Purple Swamphens can be seen all year round at Baigup Wetlands, as at most other urban wetland locations. A very common bird.
Musk Ducks inhabit deep freshwaterwetlands holding patches of dense aquatic vegetation, as here, at Lake Monger.
Little Pied Cormorant photographed at Point Walter Spit. These birds are probably Parth’s most common riverine and wetland cormorant.
Little Black Cormorants can sometimes be seen in flocks of hundreds as here on the River at Kings Meadow Reserve, Guildford. These cormorants also frequent deeper lakes such as Lake Monger.
Hooded Plovers are listed as vulnerable due to their habit of nesting on beaches frequented by human users such as four wheel drivers. They are an uncommon bird in the Perth metro but can occasionally be seen, as here at Point Walter Spit.
Grey Plovers are another trans equatorial migrant, this time from the high Arctic. They can be found on coastal beaches and wetlands holding sandy margins. This bird was at Woodman Point.
Hoary Headed Grebe with chick at Lake Claremont. Hoaries are Perth’s least common grebe. Best place to find may be Lake Monger but their occurrence there is somewhat random.

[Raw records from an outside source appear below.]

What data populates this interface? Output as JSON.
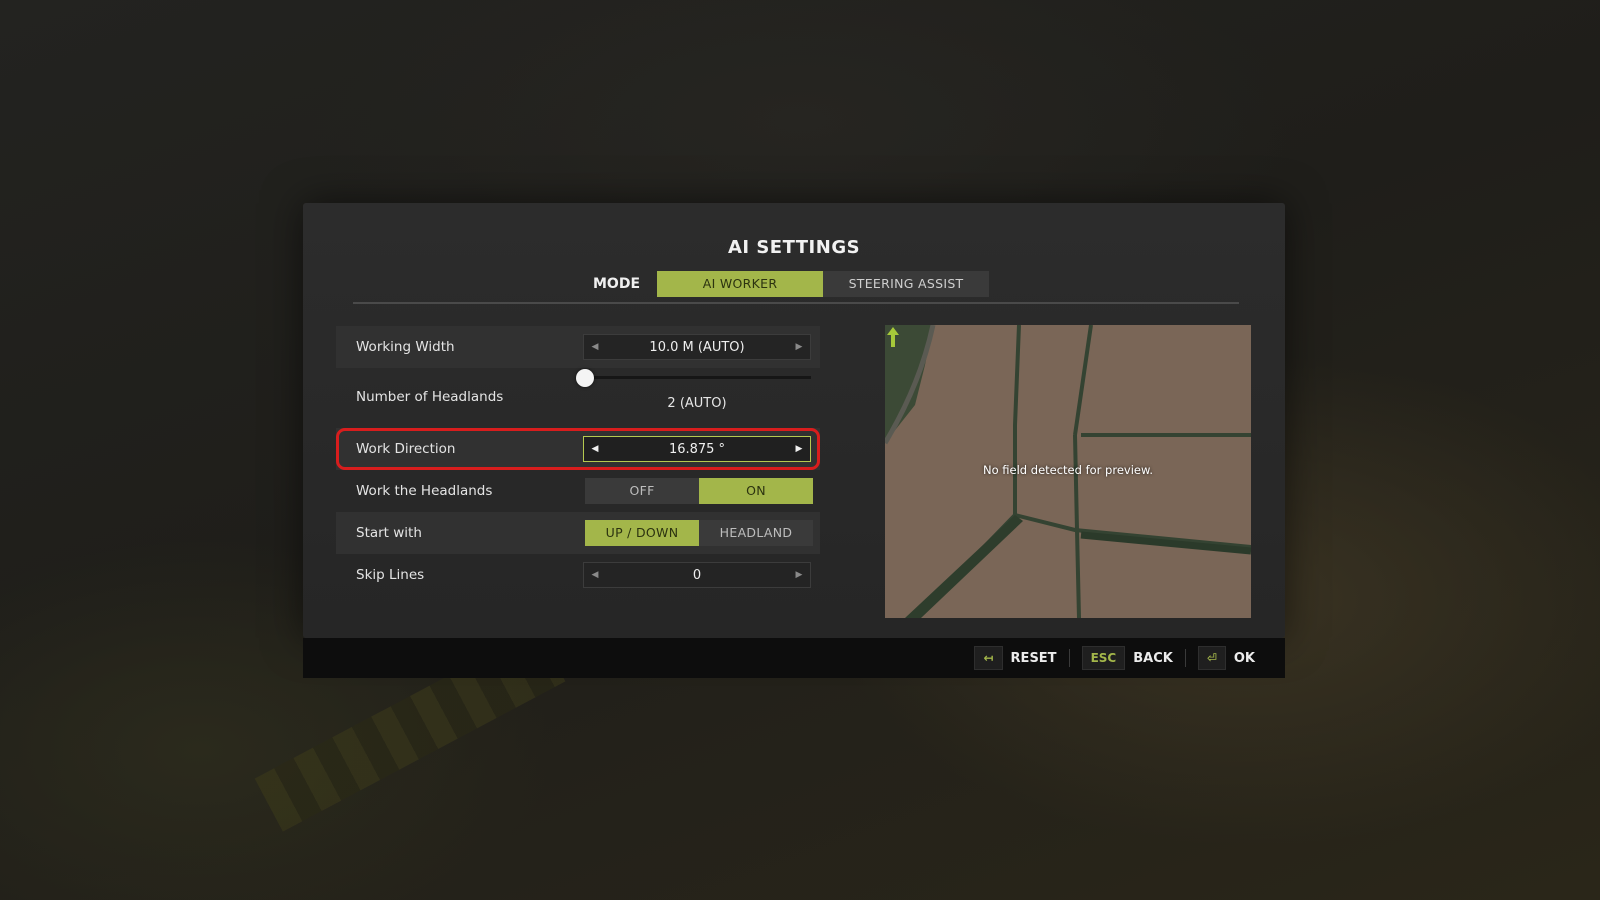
{
  "title": "AI SETTINGS",
  "mode": {
    "label": "MODE",
    "options": [
      "AI WORKER",
      "STEERING ASSIST"
    ],
    "selected": "AI WORKER"
  },
  "settings": {
    "working_width": {
      "label": "Working Width",
      "value": "10.0 M (AUTO)"
    },
    "headlands": {
      "label": "Number of Headlands",
      "value": "2 (AUTO)",
      "slider_fraction": 0.0
    },
    "work_direction": {
      "label": "Work Direction",
      "value": "16.875 °"
    },
    "work_headlands": {
      "label": "Work the Headlands",
      "options": [
        "OFF",
        "ON"
      ],
      "selected": "ON"
    },
    "start_with": {
      "label": "Start with",
      "options": [
        "UP / DOWN",
        "HEADLAND"
      ],
      "selected": "UP / DOWN"
    },
    "skip_lines": {
      "label": "Skip Lines",
      "value": "0"
    }
  },
  "preview": {
    "message": "No field detected for preview."
  },
  "footer": {
    "reset": {
      "key_icon": "double-arrow-icon",
      "label": "RESET"
    },
    "back": {
      "key": "ESC",
      "label": "BACK"
    },
    "ok": {
      "key_icon": "enter-key-icon",
      "label": "OK"
    }
  },
  "colors": {
    "accent": "#a3b64a",
    "highlight_ring": "#d81d1d",
    "panel": "#2c2c2c",
    "footer": "#0d0d0d"
  }
}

Grey Teal at Point Fraser, Perth. Grey Teal are quite common in urban areas and can be seen at most wetlands holding water.
Great Cormorant on the River at Garvey Park. These birds are almost always found in Perth along the Swan River, although they have been sighted at deep wetlands like Lake Monger.

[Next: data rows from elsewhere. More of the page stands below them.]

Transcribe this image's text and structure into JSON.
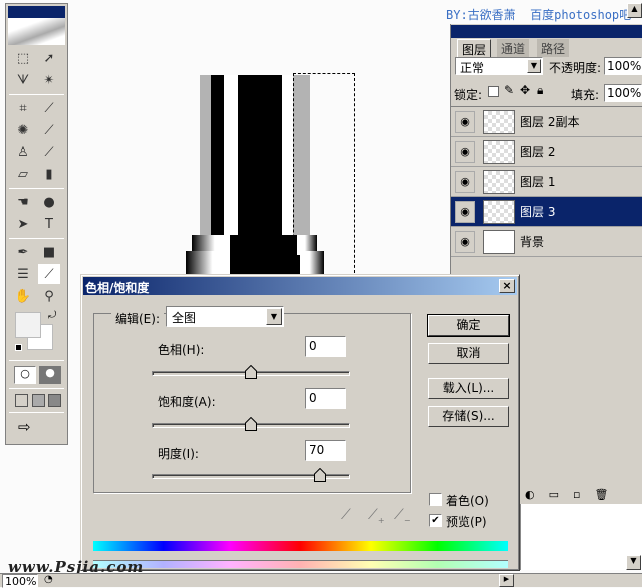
{
  "credit": "BY:古欲香萧  百度photoshop吧",
  "watermark": "www.Psjia.com",
  "toolbox": {
    "tools": [
      "marquee-icon",
      "move-icon",
      "lasso-icon",
      "magic-wand-icon",
      "crop-icon",
      "slice-icon",
      "healing-brush-icon",
      "brush-icon",
      "clone-stamp-icon",
      "history-brush-icon",
      "eraser-icon",
      "gradient-icon",
      "smudge-icon",
      "dodge-icon",
      "path-select-icon",
      "type-icon",
      "pen-icon",
      "shape-icon",
      "notes-icon",
      "eyedropper-icon",
      "hand-icon",
      "zoom-icon"
    ],
    "glyphs": [
      "⬚",
      "➚",
      "ᗐ",
      "✴",
      "⌗",
      "⟋",
      "✺",
      "⟋",
      "♙",
      "⟋",
      "▱",
      "▮",
      "☚",
      "●",
      "➤",
      "T",
      "✒",
      "■",
      "☰",
      "⟋",
      "✋",
      "⚲"
    ],
    "foreground_color": "#f2f2f2",
    "background_color": "#ffffff"
  },
  "layers_panel": {
    "tabs": [
      "图层",
      "通道",
      "路径"
    ],
    "blend_mode": "正常",
    "opacity_label": "不透明度:",
    "opacity": "100%",
    "lock_label": "锁定:",
    "fill_label": "填充:",
    "fill": "100%",
    "layers": [
      {
        "name": "图层 2副本",
        "selected": false
      },
      {
        "name": "图层 2",
        "selected": false
      },
      {
        "name": "图层 1",
        "selected": false
      },
      {
        "name": "图层 3",
        "selected": true
      },
      {
        "name": "背景",
        "selected": false
      }
    ]
  },
  "dialog": {
    "title": "色相/饱和度",
    "edit_label": "编辑(E):",
    "edit_value": "全图",
    "hue_label": "色相(H):",
    "hue_value": "0",
    "hue_range": [
      -180,
      180
    ],
    "saturation_label": "饱和度(A):",
    "saturation_value": "0",
    "saturation_range": [
      -100,
      100
    ],
    "lightness_label": "明度(I):",
    "lightness_value": "70",
    "lightness_range": [
      -100,
      100
    ],
    "ok_label": "确定",
    "cancel_label": "取消",
    "load_label": "载入(L)...",
    "save_label": "存储(S)...",
    "colorize_label": "着色(O)",
    "colorize_checked": false,
    "preview_label": "预览(P)",
    "preview_checked": true
  },
  "status_bar": {
    "zoom": "100%"
  },
  "colors": {
    "titlebar": "#0a246a",
    "chrome": "#d4d0c8",
    "credit_text": "#3a6fc4"
  }
}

Juvenile Fairy Tern. Fairy Terns are listed as vulnerable as their preferred coastal breeding sites often conflict with human use. This bird was successfully raised at Point Walter Spit, where recreational use by visitors had been zoned off.
Dusky Moorhen, one of Perth’s most common waterfowl. These birds can be found on any wetland, usually in good numbers. Here at Lake Monger.
Common Greenshanks are summer migrants from Siberia; this one at the Applecross Foreshore.
Buff-banded Rails are not quite as secretive as the crakes, but are similarly difficult to find. Probably reasonably common in suitable ‘reeds with mudflats’ habitat. Here at Baigup Wetlands.
Black-tailed Native Hens are nomadic and can appear and disappear on any urban wetland. Here at Yanchep National Park.
Australian Wood Ducks at Kings Meadow Reserve, Guildford. Wood Ducks are, along with Pacific Black Ducks, Perth’s ‘commonest’ ducks.
Australian Shelducks are a strikingly coloued bird; one of just five Shelduck species worldwide. Common in the metro. This male bird was at Point Fraser, Perth.
Juvenile White-headed Stilt at Lake Claremont. The Lake is an important breeding habitat for numbers of waterfowl and waders.